P.E.I. minimum wage increases irk restaurant industry

Restaurants Canada is unhappy with the P.E.I. government's announcement Thursday to increase minimum wage by 50 cents next year, making it the highest in Atlantic Canada at $11 an hour.

'If we go much higher than that, we're not going to be in business'

Increasing minimum wage will hurt Island restaurants, says industry group. (Toby Talbot/Associated Press)

Two planned increases to the minimum wage on P.E.I. next year are "double trouble," Restaurants Canada said on Thursday. 

The government announced the Island's minimum wage will increase by 50 cents over the course of 2016 to $11 an hour — making it higher than any currently in Atlantic Canada.

Liam Dolan, who is on the board of directors of Restaurants Canada and owns the Olde Dublin Pub in Charlottetown. said he was "very surprised" to see plans to hike minimum wage again, because it's already gone up several times in the past few years.

"That's almost a five-per-cent increase ... three times the inflation rate.
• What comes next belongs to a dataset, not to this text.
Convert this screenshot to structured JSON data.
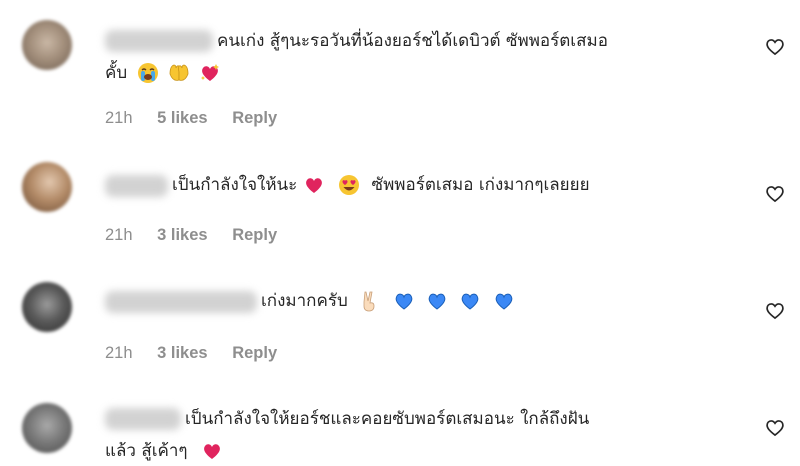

So I was quite surprised," said Dolan.

"If we go much higher than that, we're not going to be in business."

"This will hurt small businesses across the province, making it more difficult to provide job opportunities for Islanders," Luc Erjavec, vice president of Restaurants Canada for the Atlantic provinces, said in a written release.

Erjavec said the increase will cost the average operator more than $7,000, and the food service industry as a whole $2.5 million annually. He adds restaurants "are struggling with razor-thin margins of just over 4.9 percent."

Charlottetown restaurateur Liam Dolan worries some restaurants will be foreced out of business by rising wages. (CBC)

"This initiative is counterproductive at a time when we are struggling to keep young Islanders from leaving the province because of a lack of job opportunities," he said.

Erjavec and Dolan said about 75 per cent of minimum wage earners in the restaurant industry are young people under the age 25, many of whom are students or live at home, and most only work part-time.

Dolan said restaurant owners will have to recoup the loss somehow. 

"Less kids you're going to hire in the summertime ... or else jack the price up so high that people won't come out to eat," said Dolan.

He said he worries some restaurants will go out of business because of the move. 

Restaurants Canada instead recommended that government:

  • Raise the basic personal tax exemption to a level more consistent with other Canadian provinces.
  •  Slow the scheduled increases in minimum wage to match the marketplace.
  •  Introduce a tip differential to recognize the significant extra income earned by liquor servers.

A government committee studied a two-tier minimum wage in 2010 but rejected the idea.